Please output exactly the lines from the one containing "Extract the structured" through the last line of the records, both included.
::::
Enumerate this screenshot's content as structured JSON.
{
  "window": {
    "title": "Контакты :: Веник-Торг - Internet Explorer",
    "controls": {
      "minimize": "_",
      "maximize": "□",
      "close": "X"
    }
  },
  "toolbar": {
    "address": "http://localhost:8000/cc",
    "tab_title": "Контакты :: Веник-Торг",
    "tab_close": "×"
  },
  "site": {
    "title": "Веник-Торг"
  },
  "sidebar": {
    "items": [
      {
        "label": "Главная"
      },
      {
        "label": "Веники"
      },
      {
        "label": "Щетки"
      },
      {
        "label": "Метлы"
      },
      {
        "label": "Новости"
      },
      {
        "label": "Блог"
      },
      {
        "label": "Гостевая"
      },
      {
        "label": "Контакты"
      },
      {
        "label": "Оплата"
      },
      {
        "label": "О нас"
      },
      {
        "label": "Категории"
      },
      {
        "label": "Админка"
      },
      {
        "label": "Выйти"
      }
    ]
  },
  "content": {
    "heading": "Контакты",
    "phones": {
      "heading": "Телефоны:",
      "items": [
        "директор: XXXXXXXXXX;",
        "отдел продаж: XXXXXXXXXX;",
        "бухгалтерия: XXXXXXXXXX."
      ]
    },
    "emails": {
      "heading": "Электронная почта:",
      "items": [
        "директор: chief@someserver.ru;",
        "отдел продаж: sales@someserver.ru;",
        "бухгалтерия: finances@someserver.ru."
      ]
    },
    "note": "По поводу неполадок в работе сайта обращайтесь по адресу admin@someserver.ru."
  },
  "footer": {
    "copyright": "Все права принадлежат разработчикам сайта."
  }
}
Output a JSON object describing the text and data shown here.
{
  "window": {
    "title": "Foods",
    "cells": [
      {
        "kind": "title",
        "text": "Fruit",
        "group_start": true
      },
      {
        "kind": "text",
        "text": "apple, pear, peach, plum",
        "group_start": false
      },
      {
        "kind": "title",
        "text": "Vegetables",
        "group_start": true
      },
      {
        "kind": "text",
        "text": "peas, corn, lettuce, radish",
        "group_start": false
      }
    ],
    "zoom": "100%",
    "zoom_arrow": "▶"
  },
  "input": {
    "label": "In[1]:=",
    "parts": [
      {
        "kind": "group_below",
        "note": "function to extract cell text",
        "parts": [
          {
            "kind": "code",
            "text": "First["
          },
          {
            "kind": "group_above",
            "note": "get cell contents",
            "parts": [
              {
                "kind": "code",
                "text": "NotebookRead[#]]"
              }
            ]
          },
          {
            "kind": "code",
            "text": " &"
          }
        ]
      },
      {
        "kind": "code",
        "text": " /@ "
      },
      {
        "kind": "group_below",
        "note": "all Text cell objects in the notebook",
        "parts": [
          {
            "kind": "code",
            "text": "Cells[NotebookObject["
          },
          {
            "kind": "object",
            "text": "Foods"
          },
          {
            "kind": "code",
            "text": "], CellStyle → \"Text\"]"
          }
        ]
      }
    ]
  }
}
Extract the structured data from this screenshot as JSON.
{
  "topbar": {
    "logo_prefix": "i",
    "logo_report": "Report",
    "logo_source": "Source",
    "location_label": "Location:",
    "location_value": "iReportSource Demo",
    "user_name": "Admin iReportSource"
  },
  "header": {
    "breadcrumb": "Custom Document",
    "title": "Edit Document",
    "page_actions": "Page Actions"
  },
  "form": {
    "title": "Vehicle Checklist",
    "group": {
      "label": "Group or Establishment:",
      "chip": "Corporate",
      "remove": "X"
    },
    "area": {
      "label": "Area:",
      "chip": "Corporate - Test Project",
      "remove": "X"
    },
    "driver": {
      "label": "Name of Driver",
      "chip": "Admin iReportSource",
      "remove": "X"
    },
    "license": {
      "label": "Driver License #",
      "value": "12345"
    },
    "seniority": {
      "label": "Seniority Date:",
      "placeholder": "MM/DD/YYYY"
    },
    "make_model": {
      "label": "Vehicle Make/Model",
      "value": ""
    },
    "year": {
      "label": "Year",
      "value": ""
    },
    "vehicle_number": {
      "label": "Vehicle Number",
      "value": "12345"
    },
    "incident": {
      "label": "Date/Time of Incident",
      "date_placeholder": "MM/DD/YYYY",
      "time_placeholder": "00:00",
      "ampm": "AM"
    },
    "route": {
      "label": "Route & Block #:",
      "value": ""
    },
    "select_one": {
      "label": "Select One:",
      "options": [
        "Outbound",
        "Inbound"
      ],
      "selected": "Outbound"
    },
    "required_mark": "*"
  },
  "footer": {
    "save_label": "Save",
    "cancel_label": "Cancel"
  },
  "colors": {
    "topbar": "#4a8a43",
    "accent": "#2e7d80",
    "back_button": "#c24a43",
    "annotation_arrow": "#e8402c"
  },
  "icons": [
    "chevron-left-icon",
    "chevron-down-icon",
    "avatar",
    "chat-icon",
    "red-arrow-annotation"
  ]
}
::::
Task result.
Extract the structured data from this screenshot as JSON.
{
  "topbar": {
    "logo_prefix": "i",
    "logo_report": "Report",
    "logo_source": "Source",
    "location_label": "Location:",
    "location_value": "iReportSource Demo",
    "user_name": "Admin iReportSource"
  },
  "header": {
    "breadcrumb": "Custom Document",
    "title": "Edit Document",
    "page_actions": "Page Actions"
  },
  "form": {
    "title": "Vehicle Checklist",
    "group": {
      "label": "Group or Establishment:",
      "chip": "Corporate",
      "remove": "X"
    },
    "area": {
      "label": "Area:",
      "chip": "Corporate - Test Project",
      "remove": "X"
    },
    "driver": {
      "label": "Name of Driver",
      "chip": "Admin iReportSource",
      "remove": "X"
    },
    "license": {
      "label": "Driver License #",
      "value": "12345"
    },
    "seniority": {
      "label": "Seniority Date:",
      "placeholder": "MM/DD/YYYY"
    },
    "make_model": {
      "label": "Vehicle Make/Model",
      "value": ""
    },
    "year": {
      "label": "Year",
      "value": ""
    },
    "vehicle_number": {
      "label": "Vehicle Number",
      "value": "12345"
    },
    "incident": {
      "label": "Date/Time of Incident",
      "date_placeholder": "MM/DD/YYYY",
      "time_placeholder": "00:00",
      "ampm": "AM"
    },
    "route": {
      "label": "Route & Block #:",
      "value": ""
    },
    "select_one": {
      "label": "Select One:",
      "options": [
        "Outbound",
        "Inbound"
      ],
      "selected": "Outbound"
    },
    "required_mark": "*"
  },
  "footer": {
    "save_label": "Save",
    "cancel_label": "Cancel"
  },
  "colors": {
    "topbar": "#4a8a43",
    "accent": "#2e7d80",
    "back_button": "#c24a43",
    "annotation_arrow": "#e8402c"
  },
  "icons": [
    "chevron-left-icon",
    "chevron-down-icon",
    "avatar",
    "chat-icon",
    "red-arrow-annotation"
  ]
}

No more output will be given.